Stamp Duty, Land Tax and Vacancy Fee - Foreign Owners of Australian Property
The last few years has seen the implementation of a range of new stamp duty and tax changes in Australia largely focused on foreign investors and, more recently, "absentee" owners. Currently, Australian citizens working overseas are not caught by the new provisions, following the repeal of some particularly harsh provisions in Queensland in 2019.
Australian expats still need to be broadly aware of these provisions because at least one State appears to have simply invoiced all property owners with an overseas contact address on the basis that they are subject to the "foreigner" absentee land tax provisions - regardless of the owners being Australian citizens or permanent residents. Additionally, many expats buy Australian property with foreign spouses and consequently there may be a partial exposure. You should seek professional advice confirming any exposure, prior to making or challenging any payment demands.
Stamp Duty and Land Tax
We have provided a summary of stamp duty and absentee land tax surcharge payments below - these are payable in addition to standard stamp duty and land tax. To stress, Australian citizens working abroad are currently not liable to pay any stamp duty or absentee land tax surcharges.
|State||Stamp Duty Surcharge
(On property purchase)
|Absentee Land Tax Surcharge|
|New South Wales||8% from 1/7/17||4% from 1/1/23|
|Victoria||8% from 1/7/19||2% from 1/1/20
4% from 1/1/24
|Queensland||7% from 1/7/18
2% from 30/6/19
|Western Australia||7% from 1/1/19||Nil|
|South Australia||7% from 1/1/18||Nil|
|Tasmania||8% from 1/4/20||Nil|
|ACT||Nil||0.75% surcharge from 1/7/18|

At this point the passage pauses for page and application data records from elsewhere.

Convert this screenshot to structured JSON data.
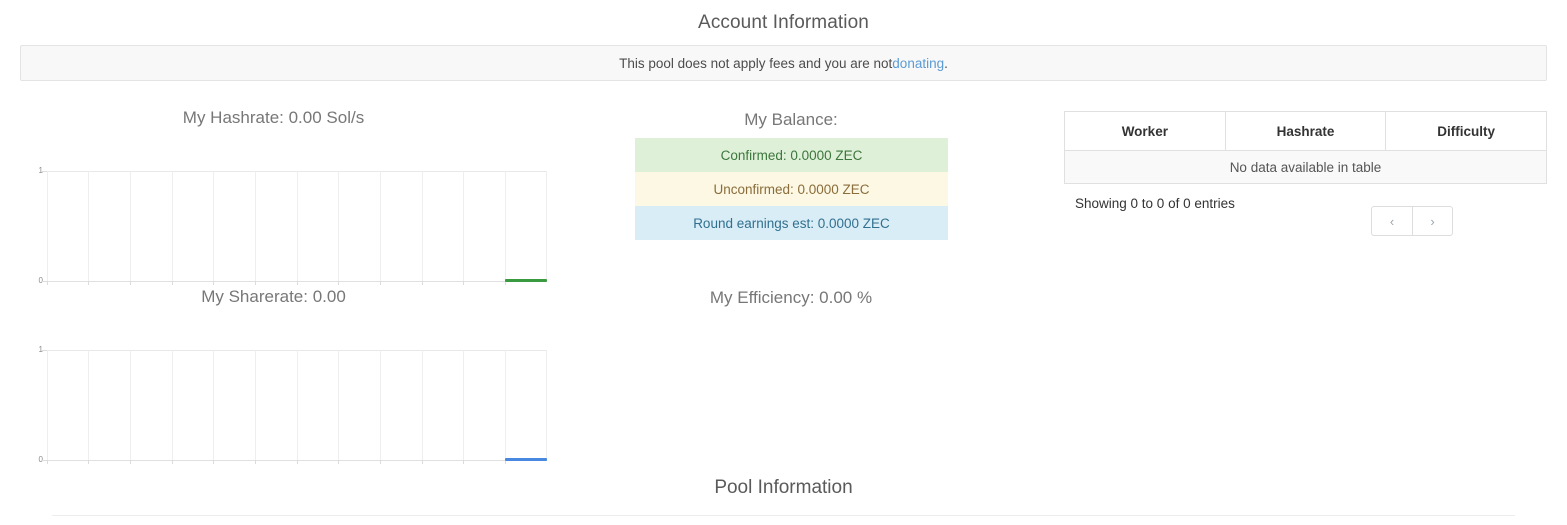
{
  "page": {
    "account_heading": "Account Information",
    "pool_heading": "Pool Information"
  },
  "notice": {
    "text_before": "This pool does not apply fees and you are not ",
    "link_label": "donating",
    "text_after": ".",
    "link_color": "#5b9bd5"
  },
  "charts": [
    {
      "id": "hashrate",
      "title": "My Hashrate: 0.00 Sol/s",
      "color": "#3a9a40"
    },
    {
      "id": "sharerate",
      "title": "My Sharerate: 0.00",
      "color": "#4888e0"
    }
  ],
  "chart_data": [
    {
      "type": "line",
      "title": "My Hashrate: 0.00 Sol/s",
      "xlabel": "",
      "ylabel": "",
      "ylim": [
        0,
        1
      ],
      "yticks": [
        "0",
        "1"
      ],
      "grid": true,
      "legend": "none",
      "series": [
        {
          "name": "My Hashrate",
          "color": "#3a9a40",
          "x": [
            10,
            11
          ],
          "values": [
            0,
            0
          ]
        }
      ],
      "x_gridline_count": 12,
      "note": "Flat zero-valued line drawn only over the final interval of the x-axis"
    },
    {
      "type": "line",
      "title": "My Sharerate: 0.00",
      "xlabel": "",
      "ylabel": "",
      "ylim": [
        0,
        1
      ],
      "yticks": [
        "0",
        "1"
      ],
      "grid": true,
      "legend": "none",
      "series": [
        {
          "name": "My Sharerate",
          "color": "#4888e0",
          "x": [
            10,
            11
          ],
          "values": [
            0,
            0
          ]
        }
      ],
      "x_gridline_count": 12,
      "note": "Flat zero-valued line drawn only over the final interval of the x-axis"
    }
  ],
  "balance": {
    "title": "My Balance:",
    "rows": [
      {
        "label": "Confirmed: 0.0000 ZEC",
        "variant": "confirmed"
      },
      {
        "label": "Unconfirmed: 0.0000 ZEC",
        "variant": "unconfirmed"
      },
      {
        "label": "Round earnings est: 0.0000 ZEC",
        "variant": "round"
      }
    ]
  },
  "efficiency": {
    "title": "My Efficiency: 0.00 %"
  },
  "workers_table": {
    "columns": [
      "Worker",
      "Hashrate",
      "Difficulty"
    ],
    "empty_message": "No data available in table",
    "info": "Showing 0 to 0 of 0 entries",
    "pagination": {
      "prev_label": "‹",
      "next_label": "›"
    }
  }
}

A more detailed summary is available for download below of how we believe the stamp duty and land tax provisions apply across Australia in 2023. The situation is complex and dynamic, changing regularly, and the material is intended only as general background and is not to be relied upon - professional advice is strongly recommended.
On May 23, 2023 the Victorian State Treasurer unveiled a "COVID Debt Levy". This levy includes a reduction in the threshold for Victoria's land tax - which doesn't apply to main residences - from $300,000 to $50,000. An annual charge of $500 will apply to affected properties between $50,000 and $100,000 as part of the 10-year levy, and a charge of $975 for property landholdings worth between $100,000 and $300,000. In tandem, land tax rates for properties above $300,000 will rise by $975 plus 0.1 per cent of the land's value and the absentee owner surcharge rate will increase from 2 per cent to 4 per cent.

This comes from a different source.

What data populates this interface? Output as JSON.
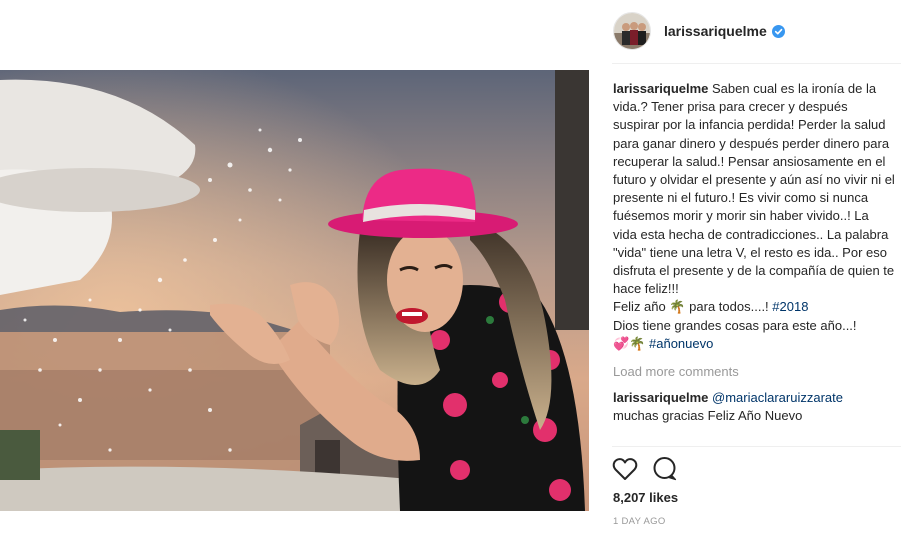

The NSW Government announced in February 2023 that, "Foreign persons from New Zealand, Finland, Germany and South Africa may no longer be required to pay surcharge purchaser duty or surcharge land tax." This is a very significant change, based on a specific provision in the double tax treaties with these countries, and one that other states have not indicated they will follow. While the State Revenue Office (SRO) will have sought senior legal advice it seems a surprising approach at this stage.
ATO: Annual Vacancy Fee and Return applicable to Foreign Owners

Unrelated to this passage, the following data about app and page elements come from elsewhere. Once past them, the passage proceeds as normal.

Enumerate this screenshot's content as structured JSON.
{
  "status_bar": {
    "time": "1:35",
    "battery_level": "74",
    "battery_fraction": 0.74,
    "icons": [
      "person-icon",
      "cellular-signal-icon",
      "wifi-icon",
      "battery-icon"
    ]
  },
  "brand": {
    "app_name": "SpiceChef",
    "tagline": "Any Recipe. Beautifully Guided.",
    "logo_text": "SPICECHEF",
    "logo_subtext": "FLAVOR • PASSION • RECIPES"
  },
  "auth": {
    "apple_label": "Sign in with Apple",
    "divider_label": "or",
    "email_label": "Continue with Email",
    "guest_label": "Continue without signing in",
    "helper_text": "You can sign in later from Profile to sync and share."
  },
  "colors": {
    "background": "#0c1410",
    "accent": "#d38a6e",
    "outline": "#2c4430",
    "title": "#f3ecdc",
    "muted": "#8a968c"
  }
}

An annual Vacancy Fee is payable by foreign owners of residential property if their Australian property is not "residentially occupied or genuinely available on the rental market" for at least 183 days in a 12 month period. The vacancy fee applies to foreign persons who made a foreign investment application to purchase residential property on or after on May 9, 2017 and owners must lodge an annual vacancy fee return, whether the property in question has been occupied or genuinely made available for rent.
For the purpose of the vacancy fee, foreign owned residential property is considered, "residentially occupied, or genuinely available on the rental market", if:
- the property owner, or a relative of the owner, genuinely occupied the property as a place of residence; or
- the property was genuinely occupied as a place of residence subject to a lease or licence with a term of at least 30 days; or
- the property was made genuinely available as a place of residence on the rental market, with a contract term of at least 30 days.
Note that properties made available for short-term leases of less than 30 days (including via web-based vacation rental sites such as Airbnb) do not meet the above criteria.
There are a number of situations where a foreign person may be exempt from being liable for a vacancy fee, including where legal ownership of the property has changed during the year, property has been undergoing substantial repairs or renovation, the property is part of an estate being administered, etc., and, should a property cease to be owned by a foreign person during the course of a vacancy, the vacancy fee obligation will cease to apply.
As regards the amount of the fee, it will generally be equivalent to the residential land application fee that was paid by the foreign person at the time the application for FIRB approval to purchase the property was made. The current minimum (July 2023) fee is $14,100 for applications involving the purchase of property valued at $1million or less.
We believe there may be a significant under-reporting in this area and non-compliant foreign owners are risking very substantial penalties. Compliance activities in this area are also likely to increase with the implementation of the Register of Foreign Ownership of Australian Assets from July 1, 2023 and rising concerns regarding accommodation shortages.
If you would like to arrange professional advice please complete the Inquiry form below providing details and you will be contacted promptly.